Knockout roses are one of the the most popular 21st century shrub roses. Bred by William J Radler around 1995, it was introduced in United States by Conard-Pyle in the year 2000. The rose was awarded the AARS winner the same year and it broke all the sales records as an introductory rose.
The original variety is sparkling cherry red in color. Many new introductions have been made to the family. Conard-Pyle has also created several other cross-types, such as the Drift family of groundcovers and the Star. There are currently seven types available in the market:
The original standard variety were bred to be unbeatably disease resistant and easy to grow. The bloom is big size bearing 5 to 13 petals. The bloom may be single or semi double. It has a mild fragrance that resembles tea spice. It has very long blooming period with continuous heavy blooms from spring to fall. There are multiple blooms on a single stem. The shrub growth is compact in size. Typical knockout roses will attain a height of 2 to 4 feet and width of 3 to 4 feet. The plant is drought tolerant and requires very little maintenance. The foliage is dark green in color and is semi-glossy. One more interesting feature is that it is supposedly “self cleaning”. The rose is hardy for USDA zone 4b to 9b and can be grown at places of partial shade.
Double knockout rose: This is often considered the most beautiful rose representing the Knockout family. It attributes all the prominent features of the family like abundant blooms that are repetitive until fall, high disease resistance and low maintenance. In addition to these feature the rose is stunningly beautiful. The bloom is fully double and it resembles the classic double bloom red rose. It is even more cold weather hardy than the original.
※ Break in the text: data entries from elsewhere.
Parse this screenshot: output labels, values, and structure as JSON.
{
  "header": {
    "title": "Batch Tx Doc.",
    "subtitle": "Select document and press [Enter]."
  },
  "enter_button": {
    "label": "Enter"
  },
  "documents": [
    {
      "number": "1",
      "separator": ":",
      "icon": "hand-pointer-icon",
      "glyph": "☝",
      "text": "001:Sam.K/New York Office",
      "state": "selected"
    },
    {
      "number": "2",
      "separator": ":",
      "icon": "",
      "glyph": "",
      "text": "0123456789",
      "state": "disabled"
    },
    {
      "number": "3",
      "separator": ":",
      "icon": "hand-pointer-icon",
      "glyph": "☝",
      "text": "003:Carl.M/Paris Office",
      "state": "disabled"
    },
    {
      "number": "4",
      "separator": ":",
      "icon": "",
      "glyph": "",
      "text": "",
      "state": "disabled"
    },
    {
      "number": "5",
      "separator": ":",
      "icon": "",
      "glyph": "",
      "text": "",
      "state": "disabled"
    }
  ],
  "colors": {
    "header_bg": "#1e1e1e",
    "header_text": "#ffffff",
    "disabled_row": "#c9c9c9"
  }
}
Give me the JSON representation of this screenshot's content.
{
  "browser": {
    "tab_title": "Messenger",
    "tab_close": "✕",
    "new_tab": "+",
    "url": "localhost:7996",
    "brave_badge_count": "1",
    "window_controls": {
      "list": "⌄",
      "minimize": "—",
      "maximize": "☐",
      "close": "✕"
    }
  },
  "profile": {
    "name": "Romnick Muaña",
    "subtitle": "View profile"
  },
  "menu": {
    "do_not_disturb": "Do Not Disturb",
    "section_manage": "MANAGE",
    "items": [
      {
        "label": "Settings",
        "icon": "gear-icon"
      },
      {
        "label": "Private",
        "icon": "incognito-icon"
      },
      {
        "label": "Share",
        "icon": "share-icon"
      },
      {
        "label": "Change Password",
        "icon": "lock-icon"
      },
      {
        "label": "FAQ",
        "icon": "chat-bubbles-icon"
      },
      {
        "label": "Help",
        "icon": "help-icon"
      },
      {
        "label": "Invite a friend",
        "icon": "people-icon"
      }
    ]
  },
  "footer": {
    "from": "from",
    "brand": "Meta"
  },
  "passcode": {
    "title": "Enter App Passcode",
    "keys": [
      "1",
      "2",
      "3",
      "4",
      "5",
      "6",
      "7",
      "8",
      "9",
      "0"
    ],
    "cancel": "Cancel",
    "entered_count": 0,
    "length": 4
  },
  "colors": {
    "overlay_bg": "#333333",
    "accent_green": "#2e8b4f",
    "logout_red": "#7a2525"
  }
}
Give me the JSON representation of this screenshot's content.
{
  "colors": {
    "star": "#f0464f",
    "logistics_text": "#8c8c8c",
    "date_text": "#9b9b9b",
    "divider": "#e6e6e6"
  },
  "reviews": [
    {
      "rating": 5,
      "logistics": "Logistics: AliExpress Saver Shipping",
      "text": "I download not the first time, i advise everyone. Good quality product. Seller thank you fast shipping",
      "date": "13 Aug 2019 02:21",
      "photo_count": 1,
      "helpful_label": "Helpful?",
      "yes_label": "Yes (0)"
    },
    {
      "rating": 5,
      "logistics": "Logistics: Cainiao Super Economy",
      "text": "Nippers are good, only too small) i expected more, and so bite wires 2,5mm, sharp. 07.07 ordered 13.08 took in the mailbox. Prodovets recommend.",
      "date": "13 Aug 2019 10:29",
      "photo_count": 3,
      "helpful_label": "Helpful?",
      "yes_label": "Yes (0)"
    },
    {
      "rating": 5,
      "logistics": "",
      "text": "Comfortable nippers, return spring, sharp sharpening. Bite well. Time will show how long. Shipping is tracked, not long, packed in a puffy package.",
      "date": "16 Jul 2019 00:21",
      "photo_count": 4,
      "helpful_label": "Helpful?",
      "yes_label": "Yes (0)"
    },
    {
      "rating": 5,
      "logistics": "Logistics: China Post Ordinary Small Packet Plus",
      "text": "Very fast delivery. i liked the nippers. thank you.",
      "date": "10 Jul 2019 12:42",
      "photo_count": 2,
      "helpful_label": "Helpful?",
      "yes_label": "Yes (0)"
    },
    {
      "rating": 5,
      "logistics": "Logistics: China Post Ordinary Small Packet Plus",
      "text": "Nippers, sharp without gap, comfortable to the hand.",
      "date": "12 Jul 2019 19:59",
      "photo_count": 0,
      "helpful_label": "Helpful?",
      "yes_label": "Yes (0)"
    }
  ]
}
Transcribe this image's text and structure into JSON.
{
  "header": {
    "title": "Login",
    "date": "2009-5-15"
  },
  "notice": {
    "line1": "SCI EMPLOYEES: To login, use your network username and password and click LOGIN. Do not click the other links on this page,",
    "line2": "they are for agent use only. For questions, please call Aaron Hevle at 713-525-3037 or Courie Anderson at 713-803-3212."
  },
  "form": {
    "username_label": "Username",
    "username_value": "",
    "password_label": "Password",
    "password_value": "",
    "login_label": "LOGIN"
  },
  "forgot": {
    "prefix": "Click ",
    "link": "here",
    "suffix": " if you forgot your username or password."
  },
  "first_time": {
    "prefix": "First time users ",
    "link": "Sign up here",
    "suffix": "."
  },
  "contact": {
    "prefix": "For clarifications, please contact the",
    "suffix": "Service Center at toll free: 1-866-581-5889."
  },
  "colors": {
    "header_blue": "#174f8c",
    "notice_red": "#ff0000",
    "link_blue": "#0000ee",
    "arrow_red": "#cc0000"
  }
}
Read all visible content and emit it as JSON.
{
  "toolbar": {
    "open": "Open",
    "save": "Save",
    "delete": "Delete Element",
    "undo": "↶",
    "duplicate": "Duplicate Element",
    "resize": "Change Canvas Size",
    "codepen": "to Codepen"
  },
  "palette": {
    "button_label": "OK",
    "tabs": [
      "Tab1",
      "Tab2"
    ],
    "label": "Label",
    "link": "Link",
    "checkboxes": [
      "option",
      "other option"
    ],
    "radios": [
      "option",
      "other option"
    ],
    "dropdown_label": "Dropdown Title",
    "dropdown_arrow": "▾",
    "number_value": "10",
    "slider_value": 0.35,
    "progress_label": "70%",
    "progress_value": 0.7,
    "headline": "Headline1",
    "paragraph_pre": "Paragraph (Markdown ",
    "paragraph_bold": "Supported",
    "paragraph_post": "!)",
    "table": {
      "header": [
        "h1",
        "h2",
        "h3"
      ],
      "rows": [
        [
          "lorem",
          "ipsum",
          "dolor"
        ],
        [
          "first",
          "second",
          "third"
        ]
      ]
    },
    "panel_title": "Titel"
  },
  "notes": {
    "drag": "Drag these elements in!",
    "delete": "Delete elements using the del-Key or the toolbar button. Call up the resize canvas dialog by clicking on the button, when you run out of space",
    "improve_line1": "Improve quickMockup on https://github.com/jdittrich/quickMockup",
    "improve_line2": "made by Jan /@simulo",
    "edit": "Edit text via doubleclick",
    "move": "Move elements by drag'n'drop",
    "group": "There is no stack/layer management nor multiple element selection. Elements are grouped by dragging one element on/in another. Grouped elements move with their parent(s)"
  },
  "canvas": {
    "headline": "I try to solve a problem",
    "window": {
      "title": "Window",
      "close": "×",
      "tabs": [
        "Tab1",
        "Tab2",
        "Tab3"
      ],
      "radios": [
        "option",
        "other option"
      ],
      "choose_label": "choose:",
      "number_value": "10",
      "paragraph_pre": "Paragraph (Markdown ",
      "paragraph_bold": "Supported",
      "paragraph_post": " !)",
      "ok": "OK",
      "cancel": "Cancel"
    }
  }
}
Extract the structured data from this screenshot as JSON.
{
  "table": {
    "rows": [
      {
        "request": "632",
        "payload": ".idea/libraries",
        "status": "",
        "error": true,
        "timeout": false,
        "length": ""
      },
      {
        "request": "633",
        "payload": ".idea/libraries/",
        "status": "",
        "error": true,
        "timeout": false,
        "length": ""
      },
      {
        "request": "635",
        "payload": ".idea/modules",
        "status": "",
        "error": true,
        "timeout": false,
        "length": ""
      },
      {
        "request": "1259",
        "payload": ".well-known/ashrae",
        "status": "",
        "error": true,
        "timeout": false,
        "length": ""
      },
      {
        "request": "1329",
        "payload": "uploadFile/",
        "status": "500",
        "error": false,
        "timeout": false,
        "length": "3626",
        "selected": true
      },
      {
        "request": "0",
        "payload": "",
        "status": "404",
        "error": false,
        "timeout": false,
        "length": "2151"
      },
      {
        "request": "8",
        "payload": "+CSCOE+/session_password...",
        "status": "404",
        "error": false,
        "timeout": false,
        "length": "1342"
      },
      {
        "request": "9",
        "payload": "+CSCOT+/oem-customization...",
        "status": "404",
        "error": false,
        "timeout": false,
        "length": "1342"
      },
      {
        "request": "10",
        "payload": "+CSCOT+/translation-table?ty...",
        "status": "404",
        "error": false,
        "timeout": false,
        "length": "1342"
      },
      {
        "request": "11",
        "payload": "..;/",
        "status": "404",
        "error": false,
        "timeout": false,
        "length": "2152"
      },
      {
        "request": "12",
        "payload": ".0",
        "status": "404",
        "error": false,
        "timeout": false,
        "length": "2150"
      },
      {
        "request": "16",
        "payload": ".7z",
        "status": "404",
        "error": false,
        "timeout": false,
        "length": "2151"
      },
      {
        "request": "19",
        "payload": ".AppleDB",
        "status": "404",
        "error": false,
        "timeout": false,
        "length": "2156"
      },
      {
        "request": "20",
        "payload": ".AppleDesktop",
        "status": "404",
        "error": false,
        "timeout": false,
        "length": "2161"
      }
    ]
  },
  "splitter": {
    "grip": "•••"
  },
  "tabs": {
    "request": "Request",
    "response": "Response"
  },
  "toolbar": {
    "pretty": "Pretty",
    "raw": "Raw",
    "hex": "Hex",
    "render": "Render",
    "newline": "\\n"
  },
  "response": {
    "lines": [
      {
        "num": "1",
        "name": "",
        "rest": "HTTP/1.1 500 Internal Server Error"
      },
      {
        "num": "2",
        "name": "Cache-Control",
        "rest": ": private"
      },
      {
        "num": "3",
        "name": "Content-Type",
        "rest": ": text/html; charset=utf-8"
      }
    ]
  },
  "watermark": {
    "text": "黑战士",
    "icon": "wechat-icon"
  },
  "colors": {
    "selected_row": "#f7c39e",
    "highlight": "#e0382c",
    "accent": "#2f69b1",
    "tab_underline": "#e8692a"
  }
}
Pink: The rose showcases the same features of the original except the color. Blooms of these are very lively with pink color deeply saturated on its petals. It can work wonders when planted in the garden, with other plants selected to compliment the rose it can showcase vibrant display of colors.
Pink Double: The rose is known for its stability. The rose has an elegant classic double bloom that will enhance the beauty of any landscape gardening. Pink Double Knockout Rose is as sturdy and disease resistant as the other members of the Knockout family. It has even higher draught resistance than others.
Rainbow: This member is very unique with coral pink color petals that are yellow towards the center. It possesses all the excellent features of the family. This rose has even more compact growth than other knockout roses. The plant is highly resistant to black spots. It looks extravagant with its deep burgundy colored new foliage that gradually turns to dark green.
Blushing: This rose exhibits light pink colored blooms. The rose has all the essential features of the Knockout family and will look ravishing in every landscaping. The bloom is medium sized with 5 to 7 petals.
Sunny: This rose is the latest addition to the family. The rose bears a sweet fragrance. The rose shrub is built upright and is little more compact than the other Knockout roses. The bloom of the flower displays cheerful yellow color. The yellow colored petals quickly change to cream as they grow thus making the bush look more exotic with different shades of yellow and cream colors. Knockout roses are the best solution for the landscaping requirements. Along with being very attractive, they perform excellently with low maintenance.
Pruning Your Knockout Rose
Pruning Knockout roses is usually quick and easy. After all, they are bred to be virtually maintenance free. Isn’t that why you plant and grow them?
According to Conard-Pyle, these actually don’t require pruning. You can do a cutback prior to spring blooms in the early spring. You can cut off about half of the current plant back. Conard says that you may be able to leave only about 12 inches of cane left.
After you first plant them though, its generally best to let them grow through uncut for a season. This will help them grow unchecked into a natural position and shape. Even though they are marketed heavily as being care free, some basic housekeeping will keep them packed with blooms and healthy. Aside from the springtime cutting, you should also always cut out any dead or diseased wood to protect the health of the rest of the plant.
While these plants are designed so that the spent petals and blooms fall away, some deadheading can help out and speed up the process. The result should be even more blooms, and quicker! Normally it might take four to six weeks but with the knockouts it tends to be quicker. Some Miracle Gro can help as well.